In 1860 a new set of mint buildings was begun in the north of the Calcutta Mint grounds. It was known as the Copper Mint and began operation in April 1865. However demand for copper coin was not sufficient at that time to require a separate minting facility so it was moth-balled from 1866 until 1878. From 1889 until 1923 the Calcutta Copper Mint provided all copper and bronze coins for India.
Between 1916 and 1918 on account of World War I, the Calcutta mint was employed producing bronze penny and ½ penny coins for Australia; prior to that these denominations had been struck in Britain. At the end of the war the master tools from Calcutta were sent to the Melbourne Branch of the Royal Mint where they were used to produce the first bronze coin struck in Australia in 1919. Later another set of master tools was sent from London, these had minor variations from those supplied from Calcutta. Australian pennies from 1920 are described as being struck form either London or Indian dies depending on which set of masters the working dies had been made.

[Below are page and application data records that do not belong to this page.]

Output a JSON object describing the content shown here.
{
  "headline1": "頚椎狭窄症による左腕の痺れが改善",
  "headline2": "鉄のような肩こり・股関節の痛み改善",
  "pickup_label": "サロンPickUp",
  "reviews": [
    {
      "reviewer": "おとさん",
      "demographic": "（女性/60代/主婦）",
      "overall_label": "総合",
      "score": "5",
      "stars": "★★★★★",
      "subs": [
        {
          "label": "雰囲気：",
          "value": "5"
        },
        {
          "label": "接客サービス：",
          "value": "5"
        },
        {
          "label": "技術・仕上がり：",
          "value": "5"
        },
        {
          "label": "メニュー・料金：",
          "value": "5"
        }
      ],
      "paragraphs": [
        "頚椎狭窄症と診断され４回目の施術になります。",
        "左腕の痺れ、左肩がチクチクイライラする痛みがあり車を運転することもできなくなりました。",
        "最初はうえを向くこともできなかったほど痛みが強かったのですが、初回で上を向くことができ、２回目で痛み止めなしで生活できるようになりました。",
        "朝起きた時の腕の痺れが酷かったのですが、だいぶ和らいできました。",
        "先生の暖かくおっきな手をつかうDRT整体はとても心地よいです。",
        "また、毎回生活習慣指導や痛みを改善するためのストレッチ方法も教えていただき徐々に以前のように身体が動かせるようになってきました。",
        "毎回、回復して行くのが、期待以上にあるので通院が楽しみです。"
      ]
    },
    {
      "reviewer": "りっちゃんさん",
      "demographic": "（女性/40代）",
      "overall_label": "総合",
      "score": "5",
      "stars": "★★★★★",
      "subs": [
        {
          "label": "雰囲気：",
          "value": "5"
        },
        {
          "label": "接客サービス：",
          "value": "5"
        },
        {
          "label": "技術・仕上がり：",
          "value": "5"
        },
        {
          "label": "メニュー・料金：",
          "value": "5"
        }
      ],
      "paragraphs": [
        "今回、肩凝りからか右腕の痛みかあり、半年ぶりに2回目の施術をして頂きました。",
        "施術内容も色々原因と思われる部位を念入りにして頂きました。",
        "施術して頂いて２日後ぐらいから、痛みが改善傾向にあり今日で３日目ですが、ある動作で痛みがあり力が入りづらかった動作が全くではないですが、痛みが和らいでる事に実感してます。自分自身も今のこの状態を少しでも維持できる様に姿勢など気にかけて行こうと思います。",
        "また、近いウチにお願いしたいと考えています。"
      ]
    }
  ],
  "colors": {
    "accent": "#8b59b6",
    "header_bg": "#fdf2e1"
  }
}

A new mint at Alipore was designed in the 1930s but, largely due to World War II, it was 19 March 1952 before it was opened. The old Calcutta Mint continued operation until 1952 when it was closed. There are currently plans to restore the building and open it as a museum. The present name of the mint is: India Government Mint, Kolkata.
Doty, Richard G 1998, The Soho Mint & the industrialization of money, National Museum of American History, Smithsonian Institution in association with Spink and the British Numismatic Society, London
Hocking, William John 1906, Catalogue of the coins, tokens, medals, dies and seals in the museum of the Royal Mint, H.M.S.O, London
Pridmore, F 1975, The coins of the British Commonwealth of Nations to the end of the reign of George VI, 1952. Part 4: India. Vol.1, East India Company Presidency Series, circa 1642-1835, Spink & Son, London
Pridmore, F 1980, The coins of the British Commonwealth of Nations to the end of the reign of George VI, 1952. Part 4: India. Vol.2, Uniform coinage East India Company, 1835-58, Imperial period, 1858-1947, Spink & Son, London
Thurston, Edgar 1893, Note on the history of the East India Company coinage from 1753-1835, Baptist Mission Press, Calcutta